## PROMPT
Using the records below, copy every line that holds the string "JSON".

## INFORMATION PROVIDED
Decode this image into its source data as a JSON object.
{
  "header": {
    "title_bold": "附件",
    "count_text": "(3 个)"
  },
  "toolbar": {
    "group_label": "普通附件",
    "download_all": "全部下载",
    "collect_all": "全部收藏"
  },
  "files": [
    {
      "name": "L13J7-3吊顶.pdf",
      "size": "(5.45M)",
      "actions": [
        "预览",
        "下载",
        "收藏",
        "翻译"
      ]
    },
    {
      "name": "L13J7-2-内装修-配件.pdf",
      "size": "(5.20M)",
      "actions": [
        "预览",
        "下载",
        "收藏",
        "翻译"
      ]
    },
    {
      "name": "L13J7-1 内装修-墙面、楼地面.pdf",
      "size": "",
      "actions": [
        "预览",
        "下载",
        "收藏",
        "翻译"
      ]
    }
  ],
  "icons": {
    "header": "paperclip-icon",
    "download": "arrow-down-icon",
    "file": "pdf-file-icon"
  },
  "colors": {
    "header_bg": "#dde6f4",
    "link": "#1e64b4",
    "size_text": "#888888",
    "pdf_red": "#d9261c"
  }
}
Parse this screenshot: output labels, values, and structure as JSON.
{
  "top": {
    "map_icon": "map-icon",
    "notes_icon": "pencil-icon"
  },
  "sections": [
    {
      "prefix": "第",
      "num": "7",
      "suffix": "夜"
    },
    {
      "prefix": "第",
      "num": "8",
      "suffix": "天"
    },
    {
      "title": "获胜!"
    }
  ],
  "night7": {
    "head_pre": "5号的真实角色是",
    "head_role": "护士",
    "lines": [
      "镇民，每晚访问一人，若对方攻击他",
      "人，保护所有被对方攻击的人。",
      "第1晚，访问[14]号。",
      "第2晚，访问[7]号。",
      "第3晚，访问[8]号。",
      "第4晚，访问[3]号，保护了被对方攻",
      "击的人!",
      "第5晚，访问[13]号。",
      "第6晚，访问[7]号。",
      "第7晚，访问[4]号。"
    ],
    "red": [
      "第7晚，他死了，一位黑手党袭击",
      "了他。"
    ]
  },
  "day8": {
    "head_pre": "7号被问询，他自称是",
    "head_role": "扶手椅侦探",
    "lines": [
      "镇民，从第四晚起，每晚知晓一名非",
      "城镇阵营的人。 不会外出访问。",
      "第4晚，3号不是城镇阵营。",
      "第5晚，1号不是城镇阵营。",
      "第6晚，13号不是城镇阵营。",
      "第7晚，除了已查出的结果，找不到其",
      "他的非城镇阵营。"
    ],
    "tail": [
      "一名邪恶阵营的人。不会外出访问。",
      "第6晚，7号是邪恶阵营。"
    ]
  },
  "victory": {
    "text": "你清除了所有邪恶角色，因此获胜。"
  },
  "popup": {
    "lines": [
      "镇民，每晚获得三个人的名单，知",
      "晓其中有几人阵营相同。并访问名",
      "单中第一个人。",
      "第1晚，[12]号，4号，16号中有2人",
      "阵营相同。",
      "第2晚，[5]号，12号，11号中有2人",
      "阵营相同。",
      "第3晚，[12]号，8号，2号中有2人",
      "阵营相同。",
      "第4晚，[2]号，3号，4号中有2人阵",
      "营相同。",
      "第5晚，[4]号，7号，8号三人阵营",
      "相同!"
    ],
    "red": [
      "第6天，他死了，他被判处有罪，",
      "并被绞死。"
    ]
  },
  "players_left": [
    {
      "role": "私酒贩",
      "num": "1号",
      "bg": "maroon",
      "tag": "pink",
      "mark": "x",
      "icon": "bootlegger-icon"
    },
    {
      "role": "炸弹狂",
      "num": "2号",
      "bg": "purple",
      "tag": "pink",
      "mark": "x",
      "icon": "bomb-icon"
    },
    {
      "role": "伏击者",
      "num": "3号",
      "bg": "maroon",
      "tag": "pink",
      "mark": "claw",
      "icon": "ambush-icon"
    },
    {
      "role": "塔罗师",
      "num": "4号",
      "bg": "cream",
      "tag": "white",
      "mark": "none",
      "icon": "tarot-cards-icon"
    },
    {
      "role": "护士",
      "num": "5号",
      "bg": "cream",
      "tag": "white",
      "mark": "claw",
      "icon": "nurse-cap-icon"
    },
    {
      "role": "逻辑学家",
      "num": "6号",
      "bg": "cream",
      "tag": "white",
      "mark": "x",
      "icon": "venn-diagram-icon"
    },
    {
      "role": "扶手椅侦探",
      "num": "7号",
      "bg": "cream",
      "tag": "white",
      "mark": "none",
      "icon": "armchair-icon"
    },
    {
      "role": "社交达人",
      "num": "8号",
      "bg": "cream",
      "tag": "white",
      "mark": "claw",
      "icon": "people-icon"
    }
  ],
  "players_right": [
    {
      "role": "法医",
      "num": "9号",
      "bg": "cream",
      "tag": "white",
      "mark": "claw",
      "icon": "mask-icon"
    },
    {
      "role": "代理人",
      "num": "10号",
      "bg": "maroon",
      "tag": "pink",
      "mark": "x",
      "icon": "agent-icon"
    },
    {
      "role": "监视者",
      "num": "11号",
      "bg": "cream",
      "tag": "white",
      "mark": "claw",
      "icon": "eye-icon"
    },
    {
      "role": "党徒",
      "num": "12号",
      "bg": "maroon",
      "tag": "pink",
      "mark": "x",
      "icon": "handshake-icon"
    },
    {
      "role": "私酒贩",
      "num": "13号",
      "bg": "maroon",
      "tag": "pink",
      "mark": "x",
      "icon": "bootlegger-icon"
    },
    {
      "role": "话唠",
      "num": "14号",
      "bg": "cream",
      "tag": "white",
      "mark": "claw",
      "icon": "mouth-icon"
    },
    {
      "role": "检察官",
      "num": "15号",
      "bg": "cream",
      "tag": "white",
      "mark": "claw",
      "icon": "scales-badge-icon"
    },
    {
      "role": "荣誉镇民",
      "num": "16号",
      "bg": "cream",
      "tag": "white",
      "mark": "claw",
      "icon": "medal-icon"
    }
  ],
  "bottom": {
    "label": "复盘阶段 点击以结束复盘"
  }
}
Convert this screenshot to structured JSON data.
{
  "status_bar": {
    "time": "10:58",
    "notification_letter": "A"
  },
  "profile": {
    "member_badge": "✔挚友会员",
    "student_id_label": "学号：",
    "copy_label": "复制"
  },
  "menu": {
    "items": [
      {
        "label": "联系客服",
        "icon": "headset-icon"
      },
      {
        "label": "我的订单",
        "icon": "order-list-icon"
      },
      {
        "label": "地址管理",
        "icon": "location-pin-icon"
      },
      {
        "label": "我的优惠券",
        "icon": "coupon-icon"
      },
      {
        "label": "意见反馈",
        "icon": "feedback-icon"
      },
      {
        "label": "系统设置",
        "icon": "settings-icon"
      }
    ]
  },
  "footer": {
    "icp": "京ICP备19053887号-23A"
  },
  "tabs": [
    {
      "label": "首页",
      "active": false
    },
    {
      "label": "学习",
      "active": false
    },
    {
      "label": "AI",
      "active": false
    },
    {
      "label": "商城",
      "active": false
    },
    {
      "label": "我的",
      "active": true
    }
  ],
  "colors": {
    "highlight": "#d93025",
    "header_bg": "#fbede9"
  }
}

## ANSWER TO THIS TASK
Decode this image into its source data as a JSON object.
Parse this screenshot: output labels, values, and structure as JSON.
Convert this screenshot to structured JSON data.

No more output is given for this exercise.